■ **What to do**:
Select the lines of the records containing the word "Texture" and list them.

** Opening Provided records block **

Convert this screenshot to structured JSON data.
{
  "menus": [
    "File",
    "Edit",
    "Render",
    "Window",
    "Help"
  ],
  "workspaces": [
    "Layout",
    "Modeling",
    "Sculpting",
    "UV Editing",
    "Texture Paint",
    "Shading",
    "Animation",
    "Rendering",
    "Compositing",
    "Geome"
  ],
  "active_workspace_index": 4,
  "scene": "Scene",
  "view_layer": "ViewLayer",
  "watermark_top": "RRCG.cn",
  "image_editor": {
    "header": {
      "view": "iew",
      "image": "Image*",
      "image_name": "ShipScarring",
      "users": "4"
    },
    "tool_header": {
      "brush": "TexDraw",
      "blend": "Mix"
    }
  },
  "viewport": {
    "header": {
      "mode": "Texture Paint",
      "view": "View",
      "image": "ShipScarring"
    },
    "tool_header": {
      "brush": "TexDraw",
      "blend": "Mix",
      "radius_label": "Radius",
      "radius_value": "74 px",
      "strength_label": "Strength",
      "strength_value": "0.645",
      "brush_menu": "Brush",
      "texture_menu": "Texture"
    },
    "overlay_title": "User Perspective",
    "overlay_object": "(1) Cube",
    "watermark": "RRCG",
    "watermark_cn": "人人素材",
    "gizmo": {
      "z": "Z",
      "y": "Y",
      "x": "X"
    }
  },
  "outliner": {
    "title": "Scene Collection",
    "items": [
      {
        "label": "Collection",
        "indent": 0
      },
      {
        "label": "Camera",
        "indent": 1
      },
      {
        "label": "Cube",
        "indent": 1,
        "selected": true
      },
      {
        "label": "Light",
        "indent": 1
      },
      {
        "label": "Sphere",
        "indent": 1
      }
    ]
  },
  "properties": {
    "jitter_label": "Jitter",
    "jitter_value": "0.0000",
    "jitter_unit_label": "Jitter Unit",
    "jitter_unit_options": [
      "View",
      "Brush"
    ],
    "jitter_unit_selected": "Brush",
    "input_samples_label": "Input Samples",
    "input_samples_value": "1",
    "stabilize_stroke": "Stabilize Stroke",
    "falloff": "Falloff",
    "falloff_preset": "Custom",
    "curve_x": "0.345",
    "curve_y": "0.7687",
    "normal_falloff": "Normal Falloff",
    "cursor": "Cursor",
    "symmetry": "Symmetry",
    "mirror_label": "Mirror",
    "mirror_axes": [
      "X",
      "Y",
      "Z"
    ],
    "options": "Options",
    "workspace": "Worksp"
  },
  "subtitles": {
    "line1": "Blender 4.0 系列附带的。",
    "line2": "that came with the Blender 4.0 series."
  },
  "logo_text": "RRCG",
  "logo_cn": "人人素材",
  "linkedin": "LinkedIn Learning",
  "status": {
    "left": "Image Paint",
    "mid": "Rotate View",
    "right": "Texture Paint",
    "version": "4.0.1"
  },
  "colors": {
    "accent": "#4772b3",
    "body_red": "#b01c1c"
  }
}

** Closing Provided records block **

■ **Solution to the problem**:
    "Texture Paint",
      "mode": "Texture Paint",
      "texture_menu": "Texture"
    "right": "Texture Paint",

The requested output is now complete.